[App and web page records]
___
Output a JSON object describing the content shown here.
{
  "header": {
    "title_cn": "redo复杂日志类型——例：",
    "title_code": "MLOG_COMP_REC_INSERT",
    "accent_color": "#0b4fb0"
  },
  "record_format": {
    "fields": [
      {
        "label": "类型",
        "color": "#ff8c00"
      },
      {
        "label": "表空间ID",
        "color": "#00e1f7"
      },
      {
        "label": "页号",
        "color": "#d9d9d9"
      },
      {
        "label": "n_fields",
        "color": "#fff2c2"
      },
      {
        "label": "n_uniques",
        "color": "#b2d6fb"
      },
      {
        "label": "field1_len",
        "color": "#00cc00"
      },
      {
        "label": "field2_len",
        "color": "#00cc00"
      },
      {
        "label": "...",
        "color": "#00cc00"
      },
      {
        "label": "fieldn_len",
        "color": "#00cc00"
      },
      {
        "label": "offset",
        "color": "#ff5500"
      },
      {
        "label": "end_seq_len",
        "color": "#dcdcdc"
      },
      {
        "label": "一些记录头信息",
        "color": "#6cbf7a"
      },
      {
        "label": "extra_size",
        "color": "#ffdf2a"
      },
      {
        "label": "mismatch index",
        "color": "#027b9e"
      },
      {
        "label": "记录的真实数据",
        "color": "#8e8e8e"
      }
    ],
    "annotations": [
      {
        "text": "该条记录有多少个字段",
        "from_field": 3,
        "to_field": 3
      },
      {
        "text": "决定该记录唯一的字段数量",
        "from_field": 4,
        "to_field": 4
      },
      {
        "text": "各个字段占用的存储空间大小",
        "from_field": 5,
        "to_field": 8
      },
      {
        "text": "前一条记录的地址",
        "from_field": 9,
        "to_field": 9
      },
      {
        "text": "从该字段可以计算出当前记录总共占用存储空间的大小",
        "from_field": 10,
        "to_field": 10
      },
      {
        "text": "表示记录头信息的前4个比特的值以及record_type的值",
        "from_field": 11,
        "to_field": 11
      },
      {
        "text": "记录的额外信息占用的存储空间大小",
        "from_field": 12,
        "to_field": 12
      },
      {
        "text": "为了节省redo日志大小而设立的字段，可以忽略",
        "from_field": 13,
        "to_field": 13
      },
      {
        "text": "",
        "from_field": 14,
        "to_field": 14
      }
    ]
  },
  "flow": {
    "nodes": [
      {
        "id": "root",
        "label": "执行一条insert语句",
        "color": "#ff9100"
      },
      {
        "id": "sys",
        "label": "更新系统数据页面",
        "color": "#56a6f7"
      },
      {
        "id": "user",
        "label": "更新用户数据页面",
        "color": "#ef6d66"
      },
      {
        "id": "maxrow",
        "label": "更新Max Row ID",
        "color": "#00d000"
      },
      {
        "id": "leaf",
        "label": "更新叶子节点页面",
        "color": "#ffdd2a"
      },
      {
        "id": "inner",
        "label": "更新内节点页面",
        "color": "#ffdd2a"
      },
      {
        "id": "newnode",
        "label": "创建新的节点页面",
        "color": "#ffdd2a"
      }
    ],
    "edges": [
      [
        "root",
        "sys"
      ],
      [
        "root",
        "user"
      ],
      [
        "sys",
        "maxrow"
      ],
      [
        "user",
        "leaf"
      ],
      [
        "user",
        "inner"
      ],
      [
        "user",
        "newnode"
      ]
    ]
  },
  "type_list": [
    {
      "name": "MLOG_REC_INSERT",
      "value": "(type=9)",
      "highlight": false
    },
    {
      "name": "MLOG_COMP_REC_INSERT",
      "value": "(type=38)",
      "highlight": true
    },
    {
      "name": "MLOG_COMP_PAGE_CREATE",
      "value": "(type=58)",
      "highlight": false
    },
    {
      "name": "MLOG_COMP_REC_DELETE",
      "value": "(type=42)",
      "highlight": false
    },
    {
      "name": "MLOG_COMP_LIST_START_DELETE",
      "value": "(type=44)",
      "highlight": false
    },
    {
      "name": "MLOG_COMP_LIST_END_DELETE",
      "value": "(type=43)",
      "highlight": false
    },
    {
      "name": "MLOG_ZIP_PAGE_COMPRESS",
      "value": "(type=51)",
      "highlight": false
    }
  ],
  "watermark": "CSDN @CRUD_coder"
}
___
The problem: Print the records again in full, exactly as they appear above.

Finished task:
Output a JSON object describing the content shown here.
{
  "header": {
    "title_cn": "redo复杂日志类型——例：",
    "title_code": "MLOG_COMP_REC_INSERT",
    "accent_color": "#0b4fb0"
  },
  "record_format": {
    "fields": [
      {
        "label": "类型",
        "color": "#ff8c00"
      },
      {
        "label": "表空间ID",
        "color": "#00e1f7"
      },
      {
        "label": "页号",
        "color": "#d9d9d9"
      },
      {
        "label": "n_fields",
        "color": "#fff2c2"
      },
      {
        "label": "n_uniques",
        "color": "#b2d6fb"
      },
      {
        "label": "field1_len",
        "color": "#00cc00"
      },
      {
        "label": "field2_len",
        "color": "#00cc00"
      },
      {
        "label": "...",
        "color": "#00cc00"
      },
      {
        "label": "fieldn_len",
        "color": "#00cc00"
      },
      {
        "label": "offset",
        "color": "#ff5500"
      },
      {
        "label": "end_seq_len",
        "color": "#dcdcdc"
      },
      {
        "label": "一些记录头信息",
        "color": "#6cbf7a"
      },
      {
        "label": "extra_size",
        "color": "#ffdf2a"
      },
      {
        "label": "mismatch index",
        "color": "#027b9e"
      },
      {
        "label": "记录的真实数据",
        "color": "#8e8e8e"
      }
    ],
    "annotations": [
      {
        "text": "该条记录有多少个字段",
        "from_field": 3,
        "to_field": 3
      },
      {
        "text": "决定该记录唯一的字段数量",
        "from_field": 4,
        "to_field": 4
      },
      {
        "text": "各个字段占用的存储空间大小",
        "from_field": 5,
        "to_field": 8
      },
      {
        "text": "前一条记录的地址",
        "from_field": 9,
        "to_field": 9
      },
      {
        "text": "从该字段可以计算出当前记录总共占用存储空间的大小",
        "from_field": 10,
        "to_field": 10
      },
      {
        "text": "表示记录头信息的前4个比特的值以及record_type的值",
        "from_field": 11,
        "to_field": 11
      },
      {
        "text": "记录的额外信息占用的存储空间大小",
        "from_field": 12,
        "to_field": 12
      },
      {
        "text": "为了节省redo日志大小而设立的字段，可以忽略",
        "from_field": 13,
        "to_field": 13
      },
      {
        "text": "",
        "from_field": 14,
        "to_field": 14
      }
    ]
  },
  "flow": {
    "nodes": [
      {
        "id": "root",
        "label": "执行一条insert语句",
        "color": "#ff9100"
      },
      {
        "id": "sys",
        "label": "更新系统数据页面",
        "color": "#56a6f7"
      },
      {
        "id": "user",
        "label": "更新用户数据页面",
        "color": "#ef6d66"
      },
      {
        "id": "maxrow",
        "label": "更新Max Row ID",
        "color": "#00d000"
      },
      {
        "id": "leaf",
        "label": "更新叶子节点页面",
        "color": "#ffdd2a"
      },
      {
        "id": "inner",
        "label": "更新内节点页面",
        "color": "#ffdd2a"
      },
      {
        "id": "newnode",
        "label": "创建新的节点页面",
        "color": "#ffdd2a"
      }
    ],
    "edges": [
      [
        "root",
        "sys"
      ],
      [
        "root",
        "user"
      ],
      [
        "sys",
        "maxrow"
      ],
      [
        "user",
        "leaf"
      ],
      [
        "user",
        "inner"
      ],
      [
        "user",
        "newnode"
      ]
    ]
  },
  "type_list": [
    {
      "name": "MLOG_REC_INSERT",
      "value": "(type=9)",
      "highlight": false
    },
    {
      "name": "MLOG_COMP_REC_INSERT",
      "value": "(type=38)",
      "highlight": true
    },
    {
      "name": "MLOG_COMP_PAGE_CREATE",
      "value": "(type=58)",
      "highlight": false
    },
    {
      "name": "MLOG_COMP_REC_DELETE",
      "value": "(type=42)",
      "highlight": false
    },
    {
      "name": "MLOG_COMP_LIST_START_DELETE",
      "value": "(type=44)",
      "highlight": false
    },
    {
      "name": "MLOG_COMP_LIST_END_DELETE",
      "value": "(type=43)",
      "highlight": false
    },
    {
      "name": "MLOG_ZIP_PAGE_COMPRESS",
      "value": "(type=51)",
      "highlight": false
    }
  ],
  "watermark": "CSDN @CRUD_coder"
}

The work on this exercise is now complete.